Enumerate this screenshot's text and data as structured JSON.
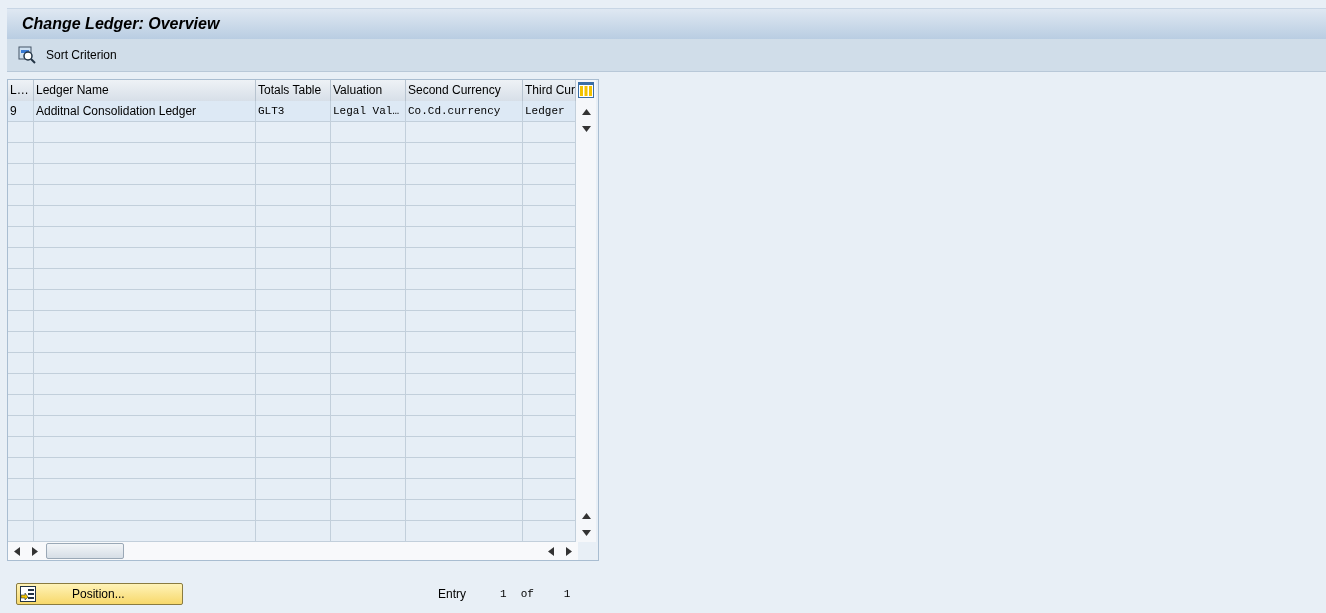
{
  "window": {
    "title": "Change Ledger: Overview"
  },
  "toolbar": [
    {
      "label": "Sort Criterion"
    }
  ],
  "table": {
    "columns": [
      "L…",
      "Ledger Name",
      "Totals Table",
      "Valuation",
      "Second Currency",
      "Third Cur"
    ],
    "rows": [
      [
        "9",
        "Additnal Consolidation Ledger",
        "GLT3",
        "Legal Val…",
        "Co.Cd.currency",
        "Ledger"
      ]
    ]
  },
  "footer": {
    "button": "Position...",
    "entry_label": "Entry",
    "entry_index": "1",
    "of_label": "of",
    "entry_total": "1"
  }
}
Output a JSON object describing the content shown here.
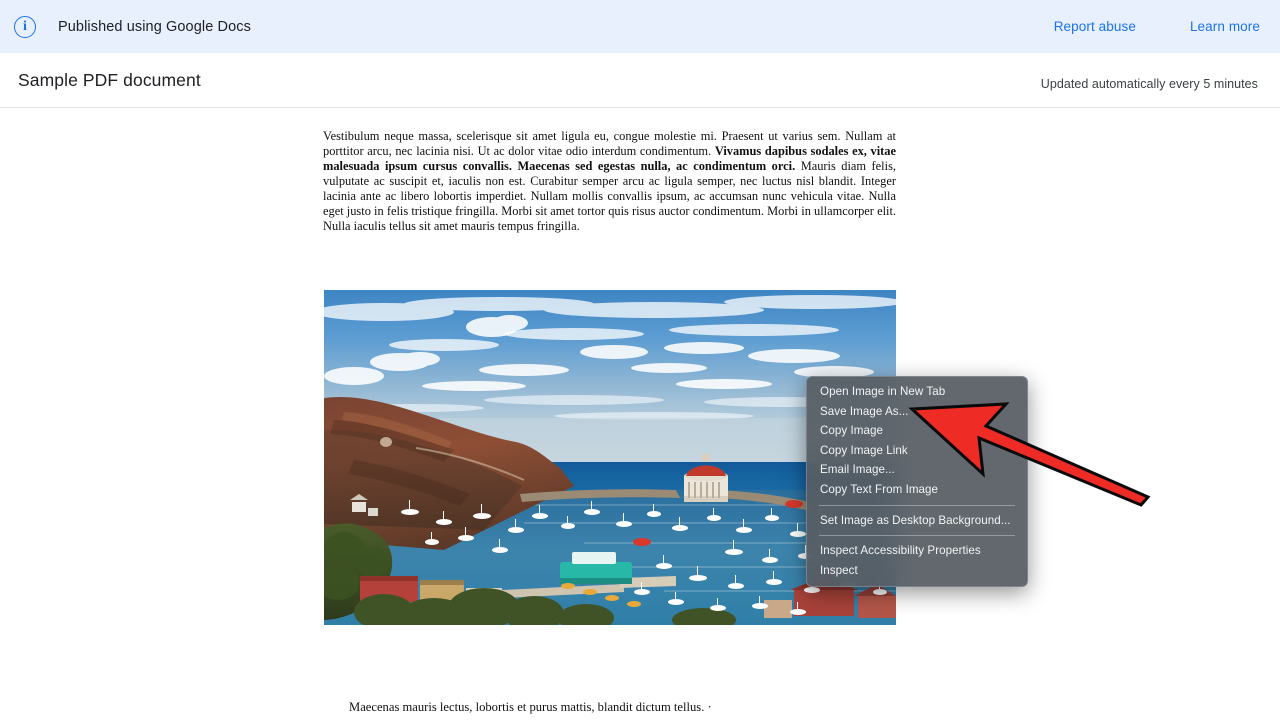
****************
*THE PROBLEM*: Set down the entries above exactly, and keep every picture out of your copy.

*EXERCISE ANSWER*:
Enumerate this screenshot's text and data as structured JSON.
{
  "window": {
    "title": "Change Ledger: Overview"
  },
  "toolbar": [
    {
      "label": "Sort Criterion"
    }
  ],
  "table": {
    "columns": [
      "L…",
      "Ledger Name",
      "Totals Table",
      "Valuation",
      "Second Currency",
      "Third Cur"
    ],
    "rows": [
      [
        "9",
        "Additnal Consolidation Ledger",
        "GLT3",
        "Legal Val…",
        "Co.Cd.currency",
        "Ledger"
      ]
    ]
  },
  "footer": {
    "button": "Position...",
    "entry_label": "Entry",
    "entry_index": "1",
    "of_label": "of",
    "entry_total": "1"
  }
}
Output a JSON object describing the content shown here.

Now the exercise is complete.